**TASK PROMPT:** Everything in the records below is to be reproduced exactly, apart from the images.

+++

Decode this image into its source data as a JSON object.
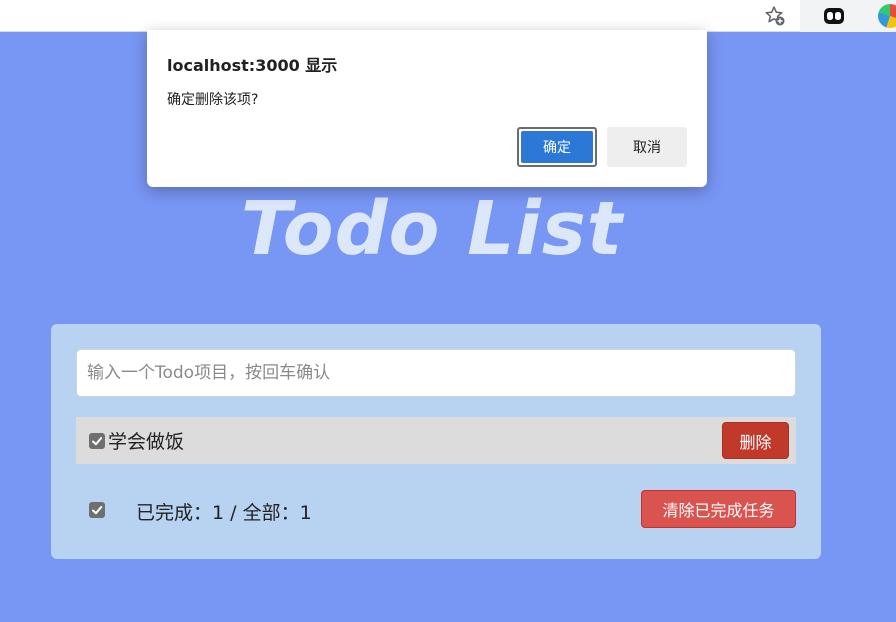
{
  "browser": {
    "icons": [
      "star-add-icon",
      "extension-icon",
      "extension-icon-2"
    ]
  },
  "dialog": {
    "title": "localhost:3000 显示",
    "message": "确定删除该项?",
    "ok_label": "确定",
    "cancel_label": "取消",
    "ok_color": "#2b78d7"
  },
  "app": {
    "title": "Todo List",
    "input_placeholder": "输入一个Todo项目，按回车确认",
    "input_value": "",
    "todos": [
      {
        "text": "学会做饭",
        "done": true,
        "delete_label": "删除"
      }
    ],
    "footer": {
      "all_checked": true,
      "count_text": "已完成：1 / 全部：1",
      "clear_label": "清除已完成任务"
    }
  },
  "colors": {
    "background": "#7896f4",
    "panel": "#b7d3f1",
    "delete": "#c0392b",
    "clear": "#d9534f"
  }
}
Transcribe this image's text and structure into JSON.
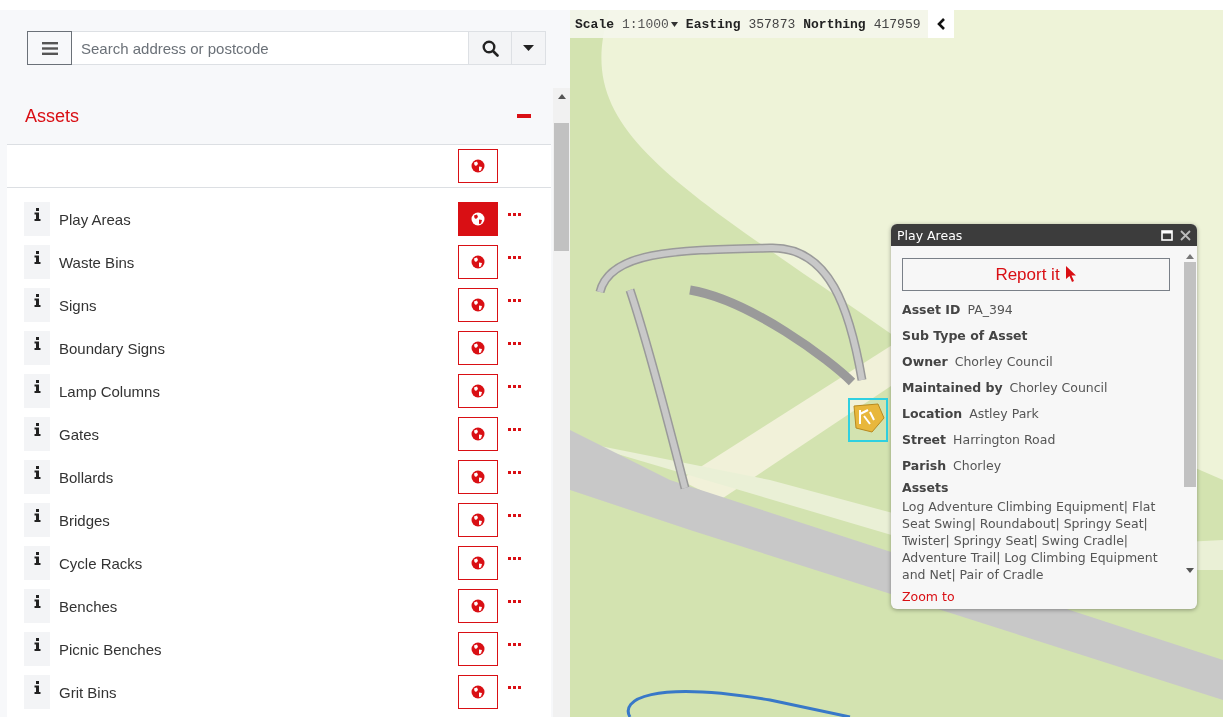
{
  "search": {
    "placeholder": "Search address or postcode"
  },
  "panel": {
    "title": "Assets",
    "expanded": true,
    "all_visible": false,
    "layers": [
      {
        "label": "Play Areas",
        "visible": true
      },
      {
        "label": "Waste Bins",
        "visible": false
      },
      {
        "label": "Signs",
        "visible": false
      },
      {
        "label": "Boundary Signs",
        "visible": false
      },
      {
        "label": "Lamp Columns",
        "visible": false
      },
      {
        "label": "Gates",
        "visible": false
      },
      {
        "label": "Bollards",
        "visible": false
      },
      {
        "label": "Bridges",
        "visible": false
      },
      {
        "label": "Cycle Racks",
        "visible": false
      },
      {
        "label": "Benches",
        "visible": false
      },
      {
        "label": "Picnic Benches",
        "visible": false
      },
      {
        "label": "Grit Bins",
        "visible": false
      }
    ]
  },
  "map_bar": {
    "scale_label": "Scale",
    "scale": "1:1000",
    "easting_label": "Easting",
    "easting": "357873",
    "northing_label": "Northing",
    "northing": "417959"
  },
  "popup": {
    "title": "Play Areas",
    "report_button": "Report it",
    "fields": [
      {
        "kind": "inline",
        "label": "Asset ID",
        "value": "PA_394"
      },
      {
        "kind": "inline",
        "label": "Sub Type of Asset"
      },
      {
        "kind": "inline",
        "label": "Owner",
        "value": "Chorley Council"
      },
      {
        "kind": "inline",
        "label": "Maintained by",
        "value": "Chorley Council"
      },
      {
        "kind": "inline",
        "label": "Location",
        "value": "Astley Park"
      },
      {
        "kind": "inline",
        "label": "Street",
        "value": "Harrington Road"
      },
      {
        "kind": "inline",
        "label": "Parish",
        "value": "Chorley"
      },
      {
        "kind": "block",
        "label": "Assets",
        "value": "Log Adventure Climbing Equipment| Flat Seat Swing| Roundabout| Springy Seat| Twister| Springy Seat| Swing Cradle| Adventure Trail| Log Climbing Equipment and Net| Pair of Cradle"
      }
    ],
    "zoom_link": "Zoom to"
  }
}
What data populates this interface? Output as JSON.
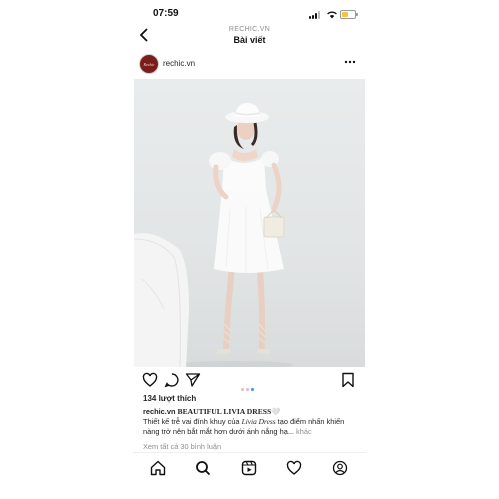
{
  "status": {
    "time": "07:59"
  },
  "nav": {
    "subtitle": "RECHIC.VN",
    "title": "Bài viết",
    "back_glyph": "‹"
  },
  "post": {
    "avatar_text": "Rechic",
    "username": "rechic.vn",
    "more_glyph": "•••",
    "carousel": {
      "count": 3,
      "active": 3
    }
  },
  "engagement": {
    "likes": "134 lượt thích"
  },
  "caption": {
    "username": "rechic.vn",
    "title": "BEAUTIFUL LIVIA DRESS",
    "heart": "🤍",
    "text_before": "Thiết kế trễ vai đính khuy của ",
    "italic": "Livia Dress",
    "text_after": " tạo điểm nhấn khiến nàng trở nên bắt mắt hơn dưới ánh nắng hạ...",
    "more": " khác"
  },
  "comments_link": "Xem tất cả 30 bình luận",
  "icons": {
    "back": "chevron-left-icon",
    "more": "more-horizontal-icon",
    "like": "heart-icon",
    "comment": "comment-icon",
    "share": "send-icon",
    "save": "bookmark-icon",
    "home": "home-icon",
    "search": "search-icon",
    "reels": "reels-icon",
    "activity": "heart-icon",
    "profile": "profile-icon"
  },
  "colors": {
    "link_blue": "#3897f0",
    "battery": "#f5c542",
    "avatar": "#7a1d1d"
  }
}
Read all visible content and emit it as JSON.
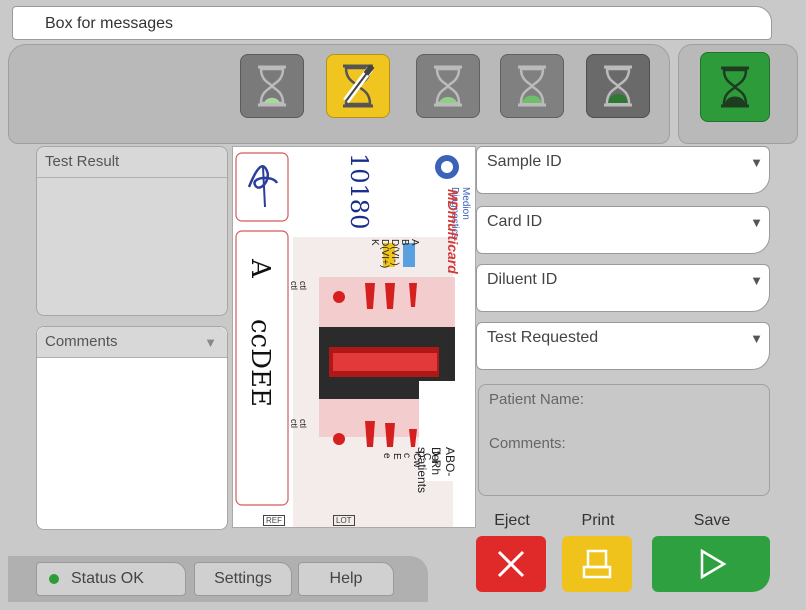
{
  "message_box": {
    "label": "Box for messages"
  },
  "steps": [
    {
      "name": "step-1",
      "color": "#7a7a7a"
    },
    {
      "name": "step-2",
      "color": "#f1c51f"
    },
    {
      "name": "step-3",
      "color": "#808080"
    },
    {
      "name": "step-4",
      "color": "#808080"
    },
    {
      "name": "step-5",
      "color": "#6a6a6a"
    }
  ],
  "panels": {
    "test_result": {
      "title": "Test Result"
    },
    "comments": {
      "title": "Comments"
    }
  },
  "fields": {
    "sample_id": "Sample ID",
    "card_id": "Card ID",
    "diluent_id": "Diluent ID",
    "test_requested": "Test Requested"
  },
  "info": {
    "patient_name": "Patient Name:",
    "comments": "Comments:"
  },
  "actions": {
    "eject": "Eject",
    "print": "Print",
    "save": "Save"
  },
  "tabs": {
    "status": "Status OK",
    "settings": "Settings",
    "help": "Help"
  },
  "card": {
    "number": "10180",
    "brand_line1": "Medion Diagnostics",
    "brand_line2": "MDmulticard",
    "product_line1": "ABO-D-Rh s",
    "product_line2": "for patients",
    "group": "A",
    "pheno": "ccDEE",
    "col_top": [
      "A",
      "B",
      "D(VI-)",
      "D(VI+)",
      "K"
    ],
    "col_bottom": [
      "C",
      "Cw",
      "c",
      "E",
      "e"
    ],
    "ctl_top": [
      "ctl",
      "ctl"
    ],
    "ctl_bottom": [
      "ctl",
      "ctl"
    ],
    "footer": [
      "REF",
      "LOT",
      ""
    ]
  },
  "colors": {
    "eject": "#e02a2a",
    "print": "#f0c21c",
    "save": "#2ea040",
    "status_dot": "#2e9b3b"
  }
}
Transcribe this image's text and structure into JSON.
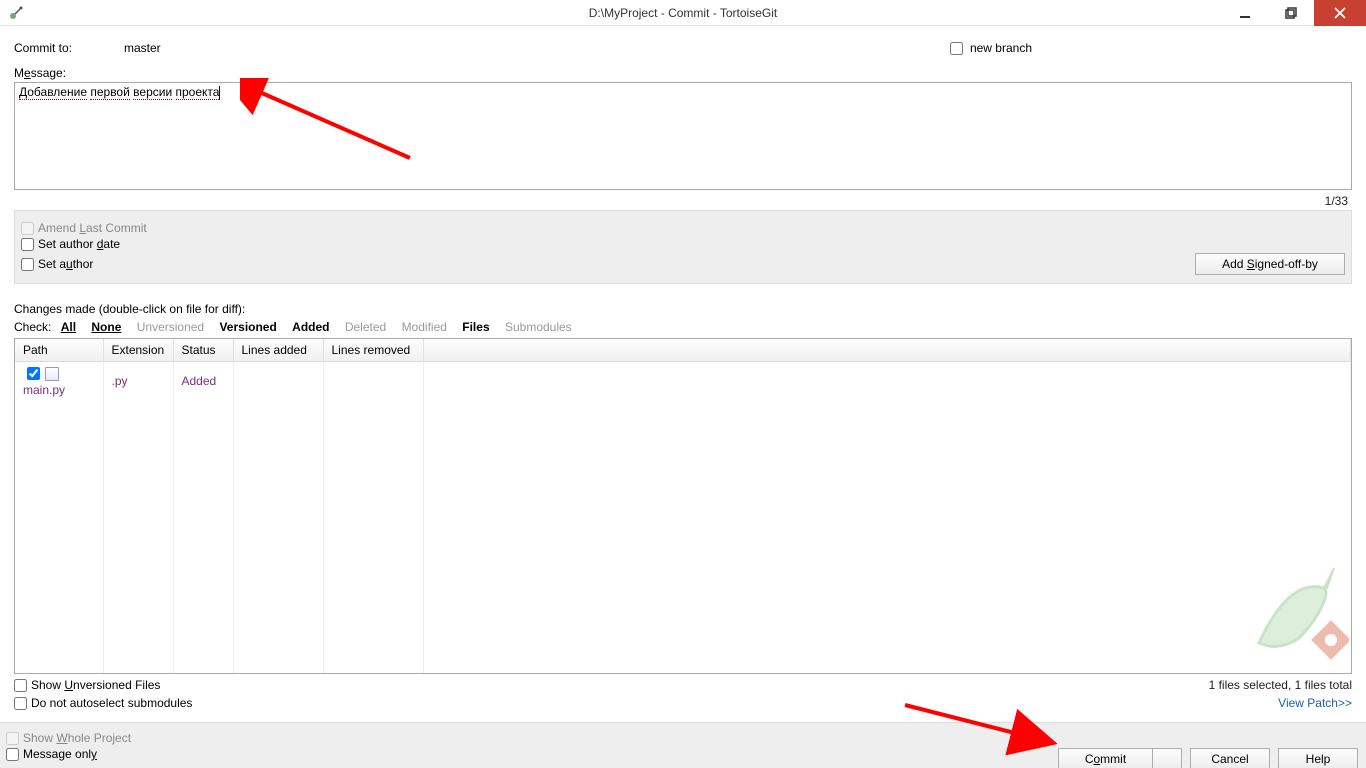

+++

**RESULT OF THE EXERCISE:**
Decode this image into its source data as a JSON object.
{
  "browser": {
    "icons": [
      "star-add-icon",
      "extension-icon",
      "extension-icon-2"
    ]
  },
  "dialog": {
    "title": "localhost:3000 显示",
    "message": "确定删除该项?",
    "ok_label": "确定",
    "cancel_label": "取消",
    "ok_color": "#2b78d7"
  },
  "app": {
    "title": "Todo List",
    "input_placeholder": "输入一个Todo项目，按回车确认",
    "input_value": "",
    "todos": [
      {
        "text": "学会做饭",
        "done": true,
        "delete_label": "删除"
      }
    ],
    "footer": {
      "all_checked": true,
      "count_text": "已完成：1 / 全部：1",
      "clear_label": "清除已完成任务"
    }
  },
  "colors": {
    "background": "#7896f4",
    "panel": "#b7d3f1",
    "delete": "#c0392b",
    "clear": "#d9534f"
  }
}
Transcribe this image's text and structure into JSON.
{
  "search": {
    "placeholder": "Search address or postcode"
  },
  "panel": {
    "title": "Assets",
    "expanded": true,
    "all_visible": false,
    "layers": [
      {
        "label": "Play Areas",
        "visible": true
      },
      {
        "label": "Waste Bins",
        "visible": false
      },
      {
        "label": "Signs",
        "visible": false
      },
      {
        "label": "Boundary Signs",
        "visible": false
      },
      {
        "label": "Lamp Columns",
        "visible": false
      },
      {
        "label": "Gates",
        "visible": false
      },
      {
        "label": "Bollards",
        "visible": false
      },
      {
        "label": "Bridges",
        "visible": false
      },
      {
        "label": "Cycle Racks",
        "visible": false
      },
      {
        "label": "Benches",
        "visible": false
      },
      {
        "label": "Picnic Benches",
        "visible": false
      },
      {
        "label": "Grit Bins",
        "visible": false
      }
    ]
  },
  "map_bar": {
    "scale_label": "Scale",
    "scale": "1:1000",
    "easting_label": "Easting",
    "easting": "357873",
    "northing_label": "Northing",
    "northing": "417959"
  },
  "popup": {
    "title": "Play Areas",
    "report_button": "Report it",
    "fields": [
      {
        "kind": "inline",
        "label": "Asset ID",
        "value": "PA_394"
      },
      {
        "kind": "inline",
        "label": "Sub Type of Asset"
      },
      {
        "kind": "inline",
        "label": "Owner",
        "value": "Chorley Council"
      },
      {
        "kind": "inline",
        "label": "Maintained by",
        "value": "Chorley Council"
      },
      {
        "kind": "inline",
        "label": "Location",
        "value": "Astley Park"
      },
      {
        "kind": "inline",
        "label": "Street",
        "value": "Harrington Road"
      },
      {
        "kind": "inline",
        "label": "Parish",
        "value": "Chorley"
      },
      {
        "kind": "block",
        "label": "Assets",
        "value": "Log Adventure Climbing Equipment| Flat Seat Swing| Roundabout| Springy Seat| Twister| Springy Seat| Swing Cradle| Adventure Trail| Log Climbing Equipment and Net| Pair of Cradle"
      }
    ],
    "zoom_link": "Zoom to"
  }
}
What data populates this interface? Output as JSON.
{
  "status": {
    "time": "07:59"
  },
  "nav": {
    "subtitle": "RECHIC.VN",
    "title": "Bài viết",
    "back_glyph": "‹"
  },
  "post": {
    "avatar_text": "Rechic",
    "username": "rechic.vn",
    "more_glyph": "•••",
    "carousel": {
      "count": 3,
      "active": 3
    }
  },
  "engagement": {
    "likes": "134 lượt thích"
  },
  "caption": {
    "username": "rechic.vn",
    "title": "BEAUTIFUL LIVIA DRESS",
    "heart": "🤍",
    "text_before": "Thiết kế trễ vai đính khuy của ",
    "italic": "Livia Dress",
    "text_after": " tạo điểm nhấn khiến nàng trở nên bắt mắt hơn dưới ánh nắng hạ...",
    "more": " khác"
  },
  "comments_link": "Xem tất cả 30 bình luận",
  "icons": {
    "back": "chevron-left-icon",
    "more": "more-horizontal-icon",
    "like": "heart-icon",
    "comment": "comment-icon",
    "share": "send-icon",
    "save": "bookmark-icon",
    "home": "home-icon",
    "search": "search-icon",
    "reels": "reels-icon",
    "activity": "heart-icon",
    "profile": "profile-icon"
  },
  "colors": {
    "link_blue": "#3897f0",
    "battery": "#f5c542",
    "avatar": "#7a1d1d"
  }
}
Read all visible content and emit it as JSON.
{
  "message_box": {
    "label": "Box for messages"
  },
  "steps": [
    {
      "name": "step-1",
      "color": "#7a7a7a"
    },
    {
      "name": "step-2",
      "color": "#f1c51f"
    },
    {
      "name": "step-3",
      "color": "#808080"
    },
    {
      "name": "step-4",
      "color": "#808080"
    },
    {
      "name": "step-5",
      "color": "#6a6a6a"
    }
  ],
  "panels": {
    "test_result": {
      "title": "Test Result"
    },
    "comments": {
      "title": "Comments"
    }
  },
  "fields": {
    "sample_id": "Sample ID",
    "card_id": "Card ID",
    "diluent_id": "Diluent ID",
    "test_requested": "Test Requested"
  },
  "info": {
    "patient_name": "Patient Name:",
    "comments": "Comments:"
  },
  "actions": {
    "eject": "Eject",
    "print": "Print",
    "save": "Save"
  },
  "tabs": {
    "status": "Status OK",
    "settings": "Settings",
    "help": "Help"
  },
  "card": {
    "number": "10180",
    "brand_line1": "Medion Diagnostics",
    "brand_line2": "MDmulticard",
    "product_line1": "ABO-D-Rh s",
    "product_line2": "for patients",
    "group": "A",
    "pheno": "ccDEE",
    "col_top": [
      "A",
      "B",
      "D(VI-)",
      "D(VI+)",
      "K"
    ],
    "col_bottom": [
      "C",
      "Cw",
      "c",
      "E",
      "e"
    ],
    "ctl_top": [
      "ctl",
      "ctl"
    ],
    "ctl_bottom": [
      "ctl",
      "ctl"
    ],
    "footer": [
      "REF",
      "LOT",
      ""
    ]
  },
  "colors": {
    "eject": "#e02a2a",
    "print": "#f0c21c",
    "save": "#2ea040",
    "status_dot": "#2e9b3b"
  }
}
Transcribe this image's text and structure into JSON.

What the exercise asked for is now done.